Léon Spilliaert (1881–1946) produced most of his work in his home town of Ostend, on the North Sea coast of Belgium. Largely self-taught—he only attended the Academy of Fine Arts in Bruges for a few months—he learned his craft through his friendship with the Brussels bibliophile, collector, and bookseller Edmond Deman. Shaped by his reading, and in particular by the works of Friedrich Nietzsche, Lautréamont, Edgar Allan Poe, Maurice Maeterlinck, and Émile Verhaeren, with whom he became firm friends, Spilliaert defies classification as an artist; he has affinities with Symbolism, but also with Expressionism, and sometimes even verges on abstraction.
Between 1900 and 1917, his work was dominated by a “gloomy and serious” note.
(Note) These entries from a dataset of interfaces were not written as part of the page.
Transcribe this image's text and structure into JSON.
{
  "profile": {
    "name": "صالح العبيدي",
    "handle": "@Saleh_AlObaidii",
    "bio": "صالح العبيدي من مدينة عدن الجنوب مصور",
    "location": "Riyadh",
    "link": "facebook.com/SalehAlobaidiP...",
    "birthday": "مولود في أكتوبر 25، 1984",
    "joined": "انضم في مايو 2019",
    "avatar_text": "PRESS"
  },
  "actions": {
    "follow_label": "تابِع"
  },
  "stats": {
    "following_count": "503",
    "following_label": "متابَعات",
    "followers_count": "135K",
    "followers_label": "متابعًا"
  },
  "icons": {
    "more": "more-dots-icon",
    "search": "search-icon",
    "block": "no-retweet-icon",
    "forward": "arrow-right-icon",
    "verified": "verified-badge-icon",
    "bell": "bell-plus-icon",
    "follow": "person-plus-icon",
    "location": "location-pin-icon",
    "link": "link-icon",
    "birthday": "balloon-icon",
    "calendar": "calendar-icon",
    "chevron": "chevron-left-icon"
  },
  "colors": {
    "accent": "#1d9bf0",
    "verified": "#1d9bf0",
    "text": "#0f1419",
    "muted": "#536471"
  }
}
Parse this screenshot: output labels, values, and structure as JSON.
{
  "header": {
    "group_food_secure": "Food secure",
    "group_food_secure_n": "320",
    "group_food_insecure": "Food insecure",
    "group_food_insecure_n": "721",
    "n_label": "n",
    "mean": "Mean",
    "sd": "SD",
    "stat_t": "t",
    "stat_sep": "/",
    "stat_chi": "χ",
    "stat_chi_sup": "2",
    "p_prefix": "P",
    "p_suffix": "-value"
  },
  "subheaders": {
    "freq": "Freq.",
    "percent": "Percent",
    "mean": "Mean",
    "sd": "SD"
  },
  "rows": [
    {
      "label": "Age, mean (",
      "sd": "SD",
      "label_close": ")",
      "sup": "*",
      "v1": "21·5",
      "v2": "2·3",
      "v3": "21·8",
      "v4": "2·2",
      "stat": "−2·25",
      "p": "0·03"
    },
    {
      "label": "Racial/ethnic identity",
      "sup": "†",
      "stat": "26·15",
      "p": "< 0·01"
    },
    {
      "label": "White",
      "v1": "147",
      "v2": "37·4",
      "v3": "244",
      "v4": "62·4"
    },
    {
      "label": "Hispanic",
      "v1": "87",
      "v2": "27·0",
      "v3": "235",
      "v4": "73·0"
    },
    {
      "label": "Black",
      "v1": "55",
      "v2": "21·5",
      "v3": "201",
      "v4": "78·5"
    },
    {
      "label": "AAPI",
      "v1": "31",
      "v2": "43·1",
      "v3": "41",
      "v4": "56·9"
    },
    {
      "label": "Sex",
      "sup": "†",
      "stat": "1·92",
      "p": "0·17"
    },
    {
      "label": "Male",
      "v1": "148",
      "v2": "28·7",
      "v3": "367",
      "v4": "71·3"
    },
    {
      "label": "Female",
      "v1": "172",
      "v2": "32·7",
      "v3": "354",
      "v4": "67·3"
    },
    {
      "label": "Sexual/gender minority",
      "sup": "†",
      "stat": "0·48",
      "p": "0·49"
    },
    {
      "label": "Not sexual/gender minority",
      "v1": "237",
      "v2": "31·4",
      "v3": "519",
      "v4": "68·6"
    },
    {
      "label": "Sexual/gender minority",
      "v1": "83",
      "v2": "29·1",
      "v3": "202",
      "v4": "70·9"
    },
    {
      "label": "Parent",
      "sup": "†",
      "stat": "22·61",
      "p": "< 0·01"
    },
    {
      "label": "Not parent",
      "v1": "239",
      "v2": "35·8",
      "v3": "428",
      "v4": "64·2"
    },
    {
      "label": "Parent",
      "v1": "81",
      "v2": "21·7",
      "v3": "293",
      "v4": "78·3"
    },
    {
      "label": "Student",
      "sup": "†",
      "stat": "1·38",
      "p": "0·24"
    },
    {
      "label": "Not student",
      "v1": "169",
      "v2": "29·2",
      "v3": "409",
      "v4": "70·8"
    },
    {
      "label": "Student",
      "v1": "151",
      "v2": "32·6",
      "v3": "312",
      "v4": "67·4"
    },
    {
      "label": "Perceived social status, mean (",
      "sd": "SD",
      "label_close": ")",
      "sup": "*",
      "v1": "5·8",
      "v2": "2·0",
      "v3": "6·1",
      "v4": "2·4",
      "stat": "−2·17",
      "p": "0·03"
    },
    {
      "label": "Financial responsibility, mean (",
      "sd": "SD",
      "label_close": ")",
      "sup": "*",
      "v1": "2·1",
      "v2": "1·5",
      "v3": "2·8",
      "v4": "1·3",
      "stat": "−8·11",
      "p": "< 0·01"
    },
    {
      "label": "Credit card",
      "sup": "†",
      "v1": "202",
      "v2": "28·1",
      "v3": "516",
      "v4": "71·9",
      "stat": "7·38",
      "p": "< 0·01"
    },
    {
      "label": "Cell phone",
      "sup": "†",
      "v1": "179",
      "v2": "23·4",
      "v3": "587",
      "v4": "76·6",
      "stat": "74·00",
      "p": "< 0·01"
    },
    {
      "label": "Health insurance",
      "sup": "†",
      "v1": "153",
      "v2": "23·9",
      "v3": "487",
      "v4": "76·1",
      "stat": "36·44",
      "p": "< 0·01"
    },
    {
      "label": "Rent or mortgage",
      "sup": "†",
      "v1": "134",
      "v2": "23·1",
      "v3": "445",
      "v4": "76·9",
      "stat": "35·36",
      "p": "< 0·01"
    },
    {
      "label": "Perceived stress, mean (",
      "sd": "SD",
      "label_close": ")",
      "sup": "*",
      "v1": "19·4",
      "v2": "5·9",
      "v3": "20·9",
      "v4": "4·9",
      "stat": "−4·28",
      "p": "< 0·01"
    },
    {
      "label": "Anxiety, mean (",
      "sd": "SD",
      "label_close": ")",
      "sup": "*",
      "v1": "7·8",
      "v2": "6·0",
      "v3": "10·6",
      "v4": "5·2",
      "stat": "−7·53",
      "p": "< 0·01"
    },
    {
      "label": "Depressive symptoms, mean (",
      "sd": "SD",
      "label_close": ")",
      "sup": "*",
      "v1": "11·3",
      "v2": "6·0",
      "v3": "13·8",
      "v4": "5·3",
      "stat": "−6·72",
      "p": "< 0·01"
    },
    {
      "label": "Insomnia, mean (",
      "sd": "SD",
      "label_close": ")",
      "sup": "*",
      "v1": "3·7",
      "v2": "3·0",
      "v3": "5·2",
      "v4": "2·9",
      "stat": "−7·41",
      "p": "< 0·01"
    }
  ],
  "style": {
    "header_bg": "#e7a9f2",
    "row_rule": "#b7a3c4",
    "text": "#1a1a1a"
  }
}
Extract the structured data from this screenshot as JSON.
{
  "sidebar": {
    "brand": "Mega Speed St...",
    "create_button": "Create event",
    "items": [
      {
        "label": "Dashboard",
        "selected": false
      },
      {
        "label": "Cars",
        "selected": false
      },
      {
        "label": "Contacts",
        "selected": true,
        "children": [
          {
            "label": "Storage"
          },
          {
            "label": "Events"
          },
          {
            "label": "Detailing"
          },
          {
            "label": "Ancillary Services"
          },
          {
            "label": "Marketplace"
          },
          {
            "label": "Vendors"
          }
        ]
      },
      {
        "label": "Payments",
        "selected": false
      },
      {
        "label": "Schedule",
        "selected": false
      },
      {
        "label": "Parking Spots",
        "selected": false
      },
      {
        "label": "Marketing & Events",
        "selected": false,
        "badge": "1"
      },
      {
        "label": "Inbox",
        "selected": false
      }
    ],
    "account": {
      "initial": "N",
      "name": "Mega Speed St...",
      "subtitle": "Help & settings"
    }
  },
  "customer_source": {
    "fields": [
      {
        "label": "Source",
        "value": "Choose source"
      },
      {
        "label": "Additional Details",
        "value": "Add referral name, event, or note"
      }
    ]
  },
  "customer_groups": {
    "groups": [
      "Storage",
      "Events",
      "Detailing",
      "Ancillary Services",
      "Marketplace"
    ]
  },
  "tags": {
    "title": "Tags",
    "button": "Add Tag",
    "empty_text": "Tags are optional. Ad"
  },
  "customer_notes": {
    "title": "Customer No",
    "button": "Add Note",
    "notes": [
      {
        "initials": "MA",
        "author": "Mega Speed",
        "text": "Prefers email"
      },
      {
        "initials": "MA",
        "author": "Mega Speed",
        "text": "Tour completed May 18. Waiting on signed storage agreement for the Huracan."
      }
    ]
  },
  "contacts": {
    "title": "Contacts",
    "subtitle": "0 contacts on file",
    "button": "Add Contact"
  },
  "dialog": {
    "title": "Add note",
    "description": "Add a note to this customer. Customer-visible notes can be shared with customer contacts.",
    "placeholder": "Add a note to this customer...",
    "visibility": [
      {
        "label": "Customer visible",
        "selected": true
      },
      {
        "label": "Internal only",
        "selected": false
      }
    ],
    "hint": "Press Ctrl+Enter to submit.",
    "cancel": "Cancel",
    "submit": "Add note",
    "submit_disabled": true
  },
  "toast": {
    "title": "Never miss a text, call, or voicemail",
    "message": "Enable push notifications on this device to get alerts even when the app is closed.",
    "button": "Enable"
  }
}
Using ink, his favorite medium, exclusively on paper, he drew solitary ghostly figures, mask-like faces with crazed, wild eyes, and interiors and landscapes in which light emerges from darkness.
The exhibition focuses on Spilliaert’s intense and radical early creative years. It groups—chronologically and thematically—works which present variations on the artist’s recurring obsessions and preoccupations.